May 31, 2012 | by

Dear Joan,

Just wanted to check in, as I can’t help but feel slightly responsible for your actions in this week’s episode. I thought these letters from the future would do you all some good, providing twenty/twenty hindsight into your blindingly Day-Glo historical moment. But Doc Brown was right: messing with the past can alter the future in unexpected ways. Matthew Weiner and company thrive on this very notion; they’ve remodeled the mid-sixties into an era in which cigarettes don’t cause cancer, and the advertising industry is the pinnacle of glamour, filled with beautiful people in beautiful clothes making eyes at each other across rooms then retreating into bedrooms with beautiful bed frames for bouts of steamy congress in which panties always match the bra, and a woman can achieve orgasm just by inhaling Don’s smoky musk.

No surprise, then, that here in 2012 we’ve gone gaga over sixties style, sporting skinny ties and summer plaids, puffing cigs like we’re unaware of science, and ruining perfectly healthy marriages because, according to Pete Campbell’s friend from the commuter train, variety is the spice of life.
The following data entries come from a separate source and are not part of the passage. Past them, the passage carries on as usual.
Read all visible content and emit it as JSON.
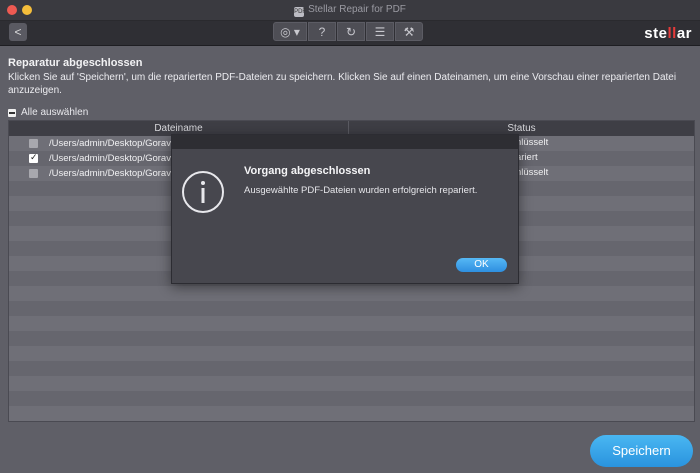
{
  "window": {
    "title": "Stellar Repair for PDF",
    "logo_text": "PDF"
  },
  "toolbar": {
    "back_label": "<",
    "globe_label": "◎ ▾",
    "help_label": "?",
    "refresh_label": "↻",
    "cart_label": "☰",
    "key_label": "⚒"
  },
  "brand": {
    "part1": "ste",
    "part2": "ll",
    "part3": "ar"
  },
  "main": {
    "heading": "Reparatur abgeschlossen",
    "description": "Klicken Sie auf 'Speichern', um die reparierten PDF-Dateien zu speichern. Klicken Sie auf einen Dateinamen, um eine Vorschau einer reparierten Datei anzuzeigen.",
    "select_all_label": "Alle auswählen"
  },
  "table": {
    "columns": [
      "Dateiname",
      "Status"
    ],
    "rows": [
      {
        "path": "/Users/admin/Desktop/Gorav D",
        "status": "nlüsselt",
        "checked": false
      },
      {
        "path": "/Users/admin/Desktop/Gorav D",
        "status": "ariert",
        "checked": true
      },
      {
        "path": "/Users/admin/Desktop/Gorav D",
        "status": "nlüsselt",
        "checked": false
      }
    ]
  },
  "save_button_label": "Speichern",
  "dialog": {
    "title": "Vorgang abgeschlossen",
    "message": "Ausgewählte PDF-Dateien wurden erfolgreich repariert.",
    "ok_label": "OK"
  }
}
We should probably all reread Richard Yates. Maybe it was wrong to tease you with a glimpse into third-wave feminism when the second wave is only now breaking against your shoreline.

But don’t think I’m judging you.Read More »

2 COMMENTS

On the Shelf

November 2, 2011 | by

A cultural news roundup.

  • The International literary community rallies around an imprisoned Turkish publisher and activist.
  • Steve Jobs tops the best-seller list.
  • Rebecca ... the musical!
  • Heart of Darkness ... the opera!
  • Blue Nights ... the movie!
  • Lisbeth Salander ... the clothing line?
  • Salman Rushdie on Kim Kardashian. On Twitter. In limerick.
  • Speaking of strange bedfellows: Groucho Marx and T. S. Eliot.
  • J. K. Rowling considered killing off Ron “out of sheer spite.”
  • Speaking of spite, Didion vs. Kael.
  • Awesome people reading.
  • 3 COMMENTS